World #3 – NORTH KOREAN media reports military parade, without missiles

Tuesday's World Events   —   Posted on September 11, 2018

(by Wooyoung Lee, UPI) SEOUL — North Korea’s state media reported on Monday on the regime’s 70th-anniversary military parade, a day after it was held.

The Korean Central News Agency issued an extensive report on the military parade, with a detailed coverage of North Korean leader Kim Jong Un’s appearance and major foreign attendees.

“A massive parade took place in the Kim Il Sung Square in the capital city of Pyongyang to celebrate the 70th anniversary of North Korea’s founding on Sept. 9,” said the report.
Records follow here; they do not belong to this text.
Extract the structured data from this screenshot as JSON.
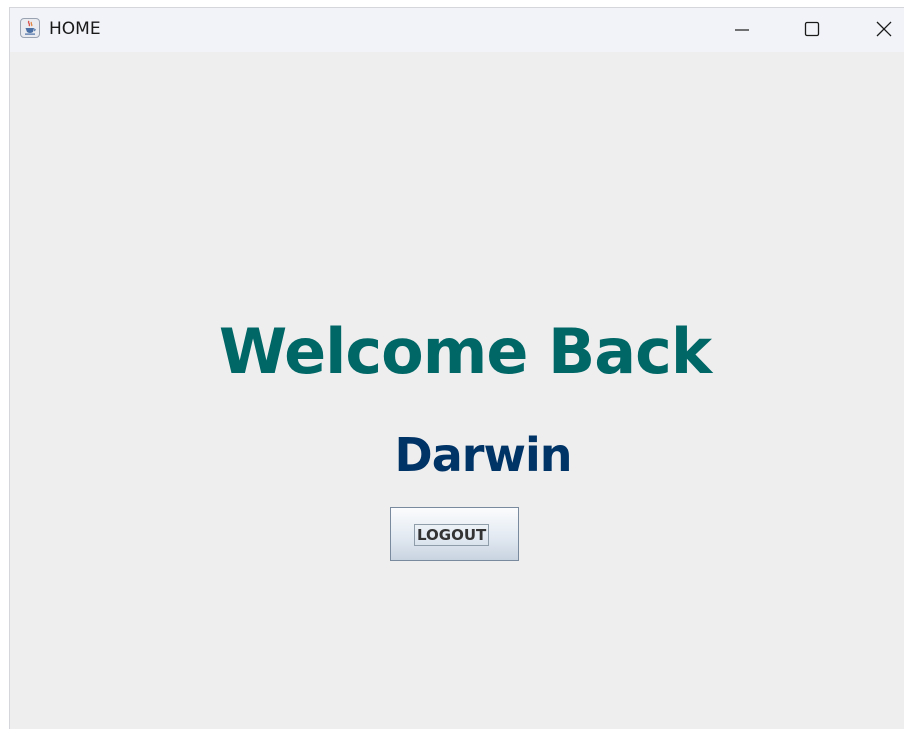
{
  "window": {
    "title": "HOME",
    "icon": "java-cup-icon",
    "controls": [
      "minimize-icon",
      "maximize-icon",
      "close-icon"
    ]
  },
  "main": {
    "welcome_text": "Welcome Back",
    "username": "Darwin",
    "logout_label": "LOGOUT"
  },
  "colors": {
    "welcome": "#006666",
    "username": "#003366",
    "background": "#eeeeee",
    "titlebar": "#f1f3f9"
  }
}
“The great leader warmly waved hands to participants in the parade and audiences and gave congratulatory messages to the people and soldiers of the DPRK,” it said.
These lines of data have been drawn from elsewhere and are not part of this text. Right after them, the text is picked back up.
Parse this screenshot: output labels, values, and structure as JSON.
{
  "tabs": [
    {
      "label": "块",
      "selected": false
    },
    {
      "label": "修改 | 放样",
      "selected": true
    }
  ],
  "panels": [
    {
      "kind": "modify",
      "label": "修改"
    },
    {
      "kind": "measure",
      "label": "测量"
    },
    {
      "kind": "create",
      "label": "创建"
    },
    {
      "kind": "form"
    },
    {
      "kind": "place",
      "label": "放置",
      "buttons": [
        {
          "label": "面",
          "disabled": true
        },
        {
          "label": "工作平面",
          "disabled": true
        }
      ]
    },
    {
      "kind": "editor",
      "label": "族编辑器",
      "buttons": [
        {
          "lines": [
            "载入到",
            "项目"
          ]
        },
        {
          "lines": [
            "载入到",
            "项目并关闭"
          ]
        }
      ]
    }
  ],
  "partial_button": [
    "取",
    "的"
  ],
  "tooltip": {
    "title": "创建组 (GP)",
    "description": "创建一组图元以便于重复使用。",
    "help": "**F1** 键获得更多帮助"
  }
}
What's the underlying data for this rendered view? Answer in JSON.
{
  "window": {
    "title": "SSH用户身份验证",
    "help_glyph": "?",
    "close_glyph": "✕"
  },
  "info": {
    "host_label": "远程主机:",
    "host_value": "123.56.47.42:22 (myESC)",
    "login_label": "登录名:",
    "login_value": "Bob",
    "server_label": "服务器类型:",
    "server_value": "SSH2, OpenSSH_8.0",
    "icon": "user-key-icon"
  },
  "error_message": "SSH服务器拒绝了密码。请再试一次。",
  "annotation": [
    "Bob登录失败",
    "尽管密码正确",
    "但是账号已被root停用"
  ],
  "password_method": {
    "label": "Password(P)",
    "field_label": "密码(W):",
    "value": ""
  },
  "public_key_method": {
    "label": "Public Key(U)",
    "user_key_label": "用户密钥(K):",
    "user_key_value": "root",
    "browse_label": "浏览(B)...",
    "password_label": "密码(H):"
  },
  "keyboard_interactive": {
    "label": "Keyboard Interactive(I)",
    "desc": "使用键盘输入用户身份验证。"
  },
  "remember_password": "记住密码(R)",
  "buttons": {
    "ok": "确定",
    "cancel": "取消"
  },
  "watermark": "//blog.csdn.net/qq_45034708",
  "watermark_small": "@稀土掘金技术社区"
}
The coverage came a day after the parade ended on Sunday, unusual for the North Korean state media, which used to make the same-day coverage for past military parades.

According to media reports, the annual parade did not include a display of long-range missiles or new nuclear weapons. The North had previously showcased its latest nuclear capabilities and developments on the occasion of its military parades.

U.S. President Donald Trump tweeted on the North’s toned-down military parade with a thank you to Kim.

“North Korea has just started their parade, celebrating the 70th anniversary of founding, without the customary display of nuclear missiles,” he said.

“Experts believe that North Korea cut out the nuclear missiles to show President Trump its commitment to denuclearize,” quoting a Fox News report.

Published at UPI on September 10, 2018.


From PYONGYANG, North Korea:   North Korea held a major military parade and revived its iconic mass games to celebrate its 70th anniversary. But in keeping with leader Kim Jong Un’s new policies, the emphasis was firmly on building up the economy, not on nuclear weapons.

The North rolled out some of its latest tanks and marched its best-trained goose-stepping units in Sunday's parade but held back its most advanced missiles and devoted nearly half of the event to civilian efforts to build the domestic economy.

It also brought the mass games back after a five-year hiatus. The games are a grand spectacle that features nearly 20,000 people flipping placards in unison to create huge mosaics as thousands more perform gymnastics or dance in formation on the competition area of Pyongyang’s 150,000-seat May Day Stadium. (from defensenews .com, Eric Talmadge for the AP)